Clinton served as the 67th Secretary of State of the United States from January 21, 2009 until February 1, 2013, after nearly four decades in public service as an advocate, attorney, First Lady, and Senator.

As First Lady, Hillary Clinton advocated for universal affordable, quality health care and led successful bipartisan efforts to improve the adoption and foster care systems, reduce teen pregnancy, and establish both the Children’s Health Insurance Program and Early Head Start, which provides support for children in the crucial first three years of life.

She also traveled to more than 80 countries as a representative of our country, winning respect as a champion of human rights, democracy, civil society, and opportunities for women and girls around the world.

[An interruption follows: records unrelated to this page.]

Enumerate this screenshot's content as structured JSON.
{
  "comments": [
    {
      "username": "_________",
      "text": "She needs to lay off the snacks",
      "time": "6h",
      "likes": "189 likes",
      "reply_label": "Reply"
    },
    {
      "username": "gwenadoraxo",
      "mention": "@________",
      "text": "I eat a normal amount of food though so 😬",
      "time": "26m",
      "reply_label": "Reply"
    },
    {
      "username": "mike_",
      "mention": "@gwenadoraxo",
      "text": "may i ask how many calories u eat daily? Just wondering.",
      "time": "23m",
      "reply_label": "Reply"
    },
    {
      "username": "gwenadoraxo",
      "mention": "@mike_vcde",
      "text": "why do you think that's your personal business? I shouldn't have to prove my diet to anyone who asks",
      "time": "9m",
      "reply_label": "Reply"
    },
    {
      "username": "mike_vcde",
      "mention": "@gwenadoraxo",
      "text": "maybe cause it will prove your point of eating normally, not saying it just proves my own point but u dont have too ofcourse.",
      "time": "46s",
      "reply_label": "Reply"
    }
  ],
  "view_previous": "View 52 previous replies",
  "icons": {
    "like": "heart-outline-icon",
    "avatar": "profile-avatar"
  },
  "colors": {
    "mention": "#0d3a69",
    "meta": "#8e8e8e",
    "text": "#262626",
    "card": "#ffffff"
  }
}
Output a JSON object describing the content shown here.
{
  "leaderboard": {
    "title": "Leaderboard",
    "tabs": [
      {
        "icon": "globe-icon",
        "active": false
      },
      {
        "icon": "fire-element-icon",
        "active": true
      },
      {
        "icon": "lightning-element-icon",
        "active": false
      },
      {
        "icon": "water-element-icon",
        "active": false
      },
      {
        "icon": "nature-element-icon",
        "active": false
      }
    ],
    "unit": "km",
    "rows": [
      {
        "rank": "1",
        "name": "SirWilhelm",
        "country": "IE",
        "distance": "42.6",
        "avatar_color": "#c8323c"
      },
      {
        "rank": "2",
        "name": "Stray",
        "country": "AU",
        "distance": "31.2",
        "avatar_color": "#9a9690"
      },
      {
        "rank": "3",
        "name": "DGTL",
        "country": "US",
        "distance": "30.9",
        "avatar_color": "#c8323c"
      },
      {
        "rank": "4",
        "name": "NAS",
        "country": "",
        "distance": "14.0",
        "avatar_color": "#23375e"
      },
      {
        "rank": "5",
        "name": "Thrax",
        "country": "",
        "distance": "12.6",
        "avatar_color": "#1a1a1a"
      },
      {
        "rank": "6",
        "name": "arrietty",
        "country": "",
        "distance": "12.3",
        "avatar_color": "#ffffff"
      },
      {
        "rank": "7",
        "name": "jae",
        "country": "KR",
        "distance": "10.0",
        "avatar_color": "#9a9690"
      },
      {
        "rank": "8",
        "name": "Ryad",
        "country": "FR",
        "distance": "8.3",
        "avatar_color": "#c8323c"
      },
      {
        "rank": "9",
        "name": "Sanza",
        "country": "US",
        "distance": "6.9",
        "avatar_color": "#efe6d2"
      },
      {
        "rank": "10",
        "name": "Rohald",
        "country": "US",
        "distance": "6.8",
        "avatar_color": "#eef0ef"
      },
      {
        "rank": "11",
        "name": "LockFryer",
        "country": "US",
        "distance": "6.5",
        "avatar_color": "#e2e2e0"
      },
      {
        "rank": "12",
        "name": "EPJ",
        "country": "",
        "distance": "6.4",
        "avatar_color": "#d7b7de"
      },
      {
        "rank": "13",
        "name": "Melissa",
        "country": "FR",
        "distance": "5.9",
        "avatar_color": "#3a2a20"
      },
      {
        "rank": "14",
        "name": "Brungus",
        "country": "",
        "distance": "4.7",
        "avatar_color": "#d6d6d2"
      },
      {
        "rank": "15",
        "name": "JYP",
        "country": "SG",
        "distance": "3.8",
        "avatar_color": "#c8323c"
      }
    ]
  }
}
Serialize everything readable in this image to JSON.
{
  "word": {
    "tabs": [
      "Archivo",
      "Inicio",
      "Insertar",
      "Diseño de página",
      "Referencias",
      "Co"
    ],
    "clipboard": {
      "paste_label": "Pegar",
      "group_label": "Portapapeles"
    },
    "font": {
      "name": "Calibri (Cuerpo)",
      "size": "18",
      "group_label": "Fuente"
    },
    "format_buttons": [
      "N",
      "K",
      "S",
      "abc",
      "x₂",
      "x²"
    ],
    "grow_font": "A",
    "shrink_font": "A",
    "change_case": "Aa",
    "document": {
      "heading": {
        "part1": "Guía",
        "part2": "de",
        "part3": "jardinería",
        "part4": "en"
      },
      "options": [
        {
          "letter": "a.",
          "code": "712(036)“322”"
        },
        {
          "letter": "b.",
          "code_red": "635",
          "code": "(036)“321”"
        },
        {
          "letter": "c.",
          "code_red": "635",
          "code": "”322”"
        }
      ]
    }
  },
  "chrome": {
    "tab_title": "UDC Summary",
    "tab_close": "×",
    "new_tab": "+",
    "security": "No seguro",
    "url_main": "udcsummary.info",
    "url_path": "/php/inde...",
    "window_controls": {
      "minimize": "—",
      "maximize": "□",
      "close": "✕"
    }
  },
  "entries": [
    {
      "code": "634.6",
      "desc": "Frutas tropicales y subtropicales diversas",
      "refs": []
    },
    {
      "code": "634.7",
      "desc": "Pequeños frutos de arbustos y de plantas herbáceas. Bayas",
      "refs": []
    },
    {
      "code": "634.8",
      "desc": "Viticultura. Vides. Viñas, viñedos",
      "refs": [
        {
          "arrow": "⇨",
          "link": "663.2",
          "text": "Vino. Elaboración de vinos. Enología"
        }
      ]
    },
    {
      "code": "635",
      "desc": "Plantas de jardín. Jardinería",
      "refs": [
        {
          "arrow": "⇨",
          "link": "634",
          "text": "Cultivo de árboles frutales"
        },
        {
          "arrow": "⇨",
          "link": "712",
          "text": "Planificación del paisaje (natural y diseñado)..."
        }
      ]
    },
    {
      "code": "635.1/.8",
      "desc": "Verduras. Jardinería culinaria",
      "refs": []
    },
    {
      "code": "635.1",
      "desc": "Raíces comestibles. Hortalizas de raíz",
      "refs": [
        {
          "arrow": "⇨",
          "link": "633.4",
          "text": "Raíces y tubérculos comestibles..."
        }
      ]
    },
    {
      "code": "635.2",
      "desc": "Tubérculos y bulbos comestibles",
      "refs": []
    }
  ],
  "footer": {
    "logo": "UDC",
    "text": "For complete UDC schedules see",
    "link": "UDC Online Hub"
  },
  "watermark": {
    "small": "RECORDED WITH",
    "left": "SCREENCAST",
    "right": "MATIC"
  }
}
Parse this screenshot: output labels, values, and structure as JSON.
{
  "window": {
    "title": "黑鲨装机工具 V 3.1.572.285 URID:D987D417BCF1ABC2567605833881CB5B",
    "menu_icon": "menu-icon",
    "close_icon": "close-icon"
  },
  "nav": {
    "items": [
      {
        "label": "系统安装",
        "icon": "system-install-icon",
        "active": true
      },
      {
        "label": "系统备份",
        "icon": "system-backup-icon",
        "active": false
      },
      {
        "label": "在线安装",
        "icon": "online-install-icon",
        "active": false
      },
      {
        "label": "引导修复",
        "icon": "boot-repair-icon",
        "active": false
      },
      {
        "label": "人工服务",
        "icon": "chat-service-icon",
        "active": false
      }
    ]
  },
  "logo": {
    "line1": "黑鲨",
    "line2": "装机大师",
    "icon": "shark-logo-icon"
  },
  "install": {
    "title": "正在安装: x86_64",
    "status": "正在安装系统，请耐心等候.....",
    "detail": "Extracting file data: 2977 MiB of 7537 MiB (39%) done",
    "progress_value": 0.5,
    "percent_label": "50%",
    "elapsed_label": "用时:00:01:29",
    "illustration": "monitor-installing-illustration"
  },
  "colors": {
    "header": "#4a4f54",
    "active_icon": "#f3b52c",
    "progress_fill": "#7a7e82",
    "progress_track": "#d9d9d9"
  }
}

In 2000, Clinton made history as the first First Lady elected to the United States Senate. She worked across party lines to expand economic opportunity and access to quality, affordable health care, including for wounded service members, veterans and members of the Nationa Guard and Reserves. After September 11, 2001, she helped secure more than $20 billion for the rebuilding of New York and fought for the health needs of first responders who risked their lives at Ground Zero.

In 2007 and 2008, Clinton made her historic campaign for President of the United States, winning 18 million votes, and more primaries and delegates than any woman had before.

In her four years as Secretary of State, Clinton played a central role in restoring America’s standing in the world and strengthening its global leadership. Her “smart power” approach to foreign policy elevated American diplomacy and development and repositioned them for the 21st century—with new tools, technologies, and partners, including the private sector and civil society around the world. As America’s chief diplomat and the President’s principal foreign policy adviser, Clinton spearheaded progress on many of our greatest national security challenges, from reasserting the United States as a Pacific power and imposing crippling sanctions on Iran and North Korea to responding to the challenges and opportunities of the Arab Awakening and negotiating a ceasefire in the Middle East. She pushed the frontiers of human rights and demonstrated that giving women the opportunity to participate fully is vital to the security, stability, and prosperity of all nations.

Today, Clinton continues to build on the nonprofit work she began nearly four decades ago through the Bill, Hillary, and Chelsea Clinton Foundation, which works to improve global health, strengthen economies, promote health and wellness, and protect the environment by fostering partnerships among businesses, governments, nongovernmental organizations, and private citizens.